This article will be taking a look at the tragic Luna Park ghost train fire from 1979 – is there an occult undertone to this event that managed to trap the spirits within the confines of the popular family location?
Let’s take a closer look…
Opened on October 4th, 1935, Luna Park is considered to be one of the most popular family attractions in Sydney Harbour Foreshore. It was built as a sort of ‘homage’ to the original Luna Park that sits in New York (Coney Island).
It was built on an area of land that used to be a construction headquarters – used for the building of the Sydney Harbour Bridge. Once the bridge was finished, the area became open for bids…and the Luna Park setup won the deal!
The park actually hit on hard times during the 50’s when it’s attendance levels dropped significantly due to the birth of household TV etc. At one point, during the early 70’s, new owners tried to develop it into a multi-story trade center.
This application for development was firmly refused, so the park remained open to the public…
Tragedy hit the park’s ghost train on June the 9th, 1979, when a sudden fire broke out at 10:15pm. Unfortunately, the ride itself was full to the brim with passengers.

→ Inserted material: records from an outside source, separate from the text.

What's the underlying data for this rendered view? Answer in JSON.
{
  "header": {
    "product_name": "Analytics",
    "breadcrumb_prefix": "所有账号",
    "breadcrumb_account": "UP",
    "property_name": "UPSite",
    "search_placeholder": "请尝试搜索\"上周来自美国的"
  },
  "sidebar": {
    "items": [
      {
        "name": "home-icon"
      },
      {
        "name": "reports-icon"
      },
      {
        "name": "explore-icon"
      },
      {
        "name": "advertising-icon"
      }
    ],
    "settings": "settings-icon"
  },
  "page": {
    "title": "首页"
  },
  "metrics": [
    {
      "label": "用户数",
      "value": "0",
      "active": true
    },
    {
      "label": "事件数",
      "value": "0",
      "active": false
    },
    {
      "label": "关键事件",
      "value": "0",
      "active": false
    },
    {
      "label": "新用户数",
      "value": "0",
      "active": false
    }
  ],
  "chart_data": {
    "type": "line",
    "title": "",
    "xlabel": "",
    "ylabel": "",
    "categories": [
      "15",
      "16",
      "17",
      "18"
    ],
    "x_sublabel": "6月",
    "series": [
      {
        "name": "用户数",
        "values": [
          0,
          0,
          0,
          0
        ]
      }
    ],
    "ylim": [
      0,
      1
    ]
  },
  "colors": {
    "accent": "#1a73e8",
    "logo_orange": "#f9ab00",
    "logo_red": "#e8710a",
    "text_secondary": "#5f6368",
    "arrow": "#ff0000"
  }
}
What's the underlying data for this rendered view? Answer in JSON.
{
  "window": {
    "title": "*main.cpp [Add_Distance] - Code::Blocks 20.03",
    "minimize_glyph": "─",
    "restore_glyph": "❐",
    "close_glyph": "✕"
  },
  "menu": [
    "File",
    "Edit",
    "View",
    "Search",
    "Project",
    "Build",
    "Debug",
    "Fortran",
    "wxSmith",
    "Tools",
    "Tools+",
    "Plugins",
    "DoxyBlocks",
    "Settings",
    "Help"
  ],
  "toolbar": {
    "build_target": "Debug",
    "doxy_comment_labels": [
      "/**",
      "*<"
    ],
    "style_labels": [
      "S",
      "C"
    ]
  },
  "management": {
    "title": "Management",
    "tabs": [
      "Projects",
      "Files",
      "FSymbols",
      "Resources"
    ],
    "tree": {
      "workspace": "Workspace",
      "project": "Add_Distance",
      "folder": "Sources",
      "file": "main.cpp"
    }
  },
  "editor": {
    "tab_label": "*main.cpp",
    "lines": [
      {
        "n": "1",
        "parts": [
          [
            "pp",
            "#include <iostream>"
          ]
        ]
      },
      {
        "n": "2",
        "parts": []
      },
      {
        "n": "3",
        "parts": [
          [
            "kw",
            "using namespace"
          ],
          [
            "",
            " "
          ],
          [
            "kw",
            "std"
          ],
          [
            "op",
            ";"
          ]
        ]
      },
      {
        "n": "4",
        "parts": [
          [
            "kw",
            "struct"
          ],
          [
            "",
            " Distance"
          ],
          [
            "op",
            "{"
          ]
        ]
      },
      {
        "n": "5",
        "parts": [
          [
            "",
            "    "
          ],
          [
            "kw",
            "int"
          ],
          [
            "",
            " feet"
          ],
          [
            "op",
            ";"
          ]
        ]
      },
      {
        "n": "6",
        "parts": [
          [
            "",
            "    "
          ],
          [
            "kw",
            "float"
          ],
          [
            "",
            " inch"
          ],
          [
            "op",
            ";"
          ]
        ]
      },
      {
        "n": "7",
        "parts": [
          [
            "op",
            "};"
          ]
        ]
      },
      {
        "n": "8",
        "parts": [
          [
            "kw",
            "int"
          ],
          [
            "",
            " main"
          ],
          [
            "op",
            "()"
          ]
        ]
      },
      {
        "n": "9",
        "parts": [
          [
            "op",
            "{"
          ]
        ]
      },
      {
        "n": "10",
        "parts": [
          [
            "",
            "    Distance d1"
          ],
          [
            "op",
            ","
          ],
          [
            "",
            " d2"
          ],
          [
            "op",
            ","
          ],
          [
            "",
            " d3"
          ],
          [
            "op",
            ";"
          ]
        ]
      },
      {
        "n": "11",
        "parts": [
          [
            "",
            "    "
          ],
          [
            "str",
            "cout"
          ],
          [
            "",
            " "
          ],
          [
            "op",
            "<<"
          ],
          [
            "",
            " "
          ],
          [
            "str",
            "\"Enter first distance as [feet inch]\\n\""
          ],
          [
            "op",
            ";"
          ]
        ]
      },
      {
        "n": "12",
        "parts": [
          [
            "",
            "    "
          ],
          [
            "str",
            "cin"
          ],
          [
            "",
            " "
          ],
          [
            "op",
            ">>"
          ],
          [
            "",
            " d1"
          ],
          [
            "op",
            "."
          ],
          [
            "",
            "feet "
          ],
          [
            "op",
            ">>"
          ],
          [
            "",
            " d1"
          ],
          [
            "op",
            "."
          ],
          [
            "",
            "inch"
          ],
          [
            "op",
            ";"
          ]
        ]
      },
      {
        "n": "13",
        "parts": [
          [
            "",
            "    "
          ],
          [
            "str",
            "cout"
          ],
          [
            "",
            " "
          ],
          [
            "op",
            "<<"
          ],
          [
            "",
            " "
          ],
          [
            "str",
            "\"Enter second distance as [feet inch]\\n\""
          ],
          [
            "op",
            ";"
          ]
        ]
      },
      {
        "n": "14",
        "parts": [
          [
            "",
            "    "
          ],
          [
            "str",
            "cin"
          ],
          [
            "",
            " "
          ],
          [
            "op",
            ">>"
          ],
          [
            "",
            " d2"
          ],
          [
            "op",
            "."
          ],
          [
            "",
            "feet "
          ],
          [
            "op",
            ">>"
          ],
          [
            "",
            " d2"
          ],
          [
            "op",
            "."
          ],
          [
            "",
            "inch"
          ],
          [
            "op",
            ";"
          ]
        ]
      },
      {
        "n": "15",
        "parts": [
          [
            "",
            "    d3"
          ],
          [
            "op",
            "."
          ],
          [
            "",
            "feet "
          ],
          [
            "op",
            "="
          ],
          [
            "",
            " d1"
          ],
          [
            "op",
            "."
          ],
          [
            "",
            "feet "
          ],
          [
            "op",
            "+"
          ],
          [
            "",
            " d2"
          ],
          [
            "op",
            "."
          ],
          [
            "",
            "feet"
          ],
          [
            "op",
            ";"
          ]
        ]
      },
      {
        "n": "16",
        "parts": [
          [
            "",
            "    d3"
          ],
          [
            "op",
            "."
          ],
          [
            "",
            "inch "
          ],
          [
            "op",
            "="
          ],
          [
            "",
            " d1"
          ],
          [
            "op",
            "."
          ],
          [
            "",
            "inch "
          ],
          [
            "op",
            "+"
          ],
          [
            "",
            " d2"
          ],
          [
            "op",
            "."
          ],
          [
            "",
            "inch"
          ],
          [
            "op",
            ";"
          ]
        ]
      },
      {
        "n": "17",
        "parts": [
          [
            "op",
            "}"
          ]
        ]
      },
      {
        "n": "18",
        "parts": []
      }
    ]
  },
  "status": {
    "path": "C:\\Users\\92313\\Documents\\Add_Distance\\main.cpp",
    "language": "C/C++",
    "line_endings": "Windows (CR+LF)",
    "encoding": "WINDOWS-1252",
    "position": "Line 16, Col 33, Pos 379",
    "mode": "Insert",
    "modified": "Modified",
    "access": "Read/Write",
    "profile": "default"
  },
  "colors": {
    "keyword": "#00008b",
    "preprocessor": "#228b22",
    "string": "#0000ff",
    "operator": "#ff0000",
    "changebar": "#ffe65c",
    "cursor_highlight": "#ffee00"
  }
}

The fire raged until about half past eleven, that same night, when the fire services finally managed to get a hold of it.
Seven victims were recovered from the ride: John Godson, his two children, Damien (6) and Craig (4), and College students Jonathon Billings, Richard Carroll, Michael Johnson, and Seamus Rahilly.
These bodies were not found inside the train cars – they were scattered all over the inside of the ride. Apparently they had all left the cars in desperation…looking for a way out of the flaming amusement ride.
A Ritual Sacrifice?
It wasn’t long before the conspiracy theorists jumped on the bandwagon, and many different theories about the cause of the fire rose from it’s ashes.
The one theory that stood out, and is still discussed regularly, is the idea that this fire could have been linked to a ritual sacrifice to the ancient Ammonite god Moloch.
This theory came to light when a photograph was released that contained the image of one of the young boys killed in the tragedy. It was taken on the ferry, just before he arrived at the park…and standing in the background is a horned figure that apparently had no links to the park.
On top of this, a witness, Marshall Said (16), claimed that the ride operator was letting cars full of kids into the ride…AFTER the park had been alerted to the fire inside!
The Sydney newspaper, The Sun, picked up on this theory and actually published a front page story on it.
The Luna Park Ghost Train Fire
There have been numerous reports of paranormal activity around the building that was eventually built on the site of the destroyed ghost train – The Big Top.
These paranormal incidents always involve visitors to the park experiencing calming whispers in their ear, as they walk through The Big Top area.
If you have any thoughts or opinions on the tragic incident we have covered here today, please leave them in the comment section below.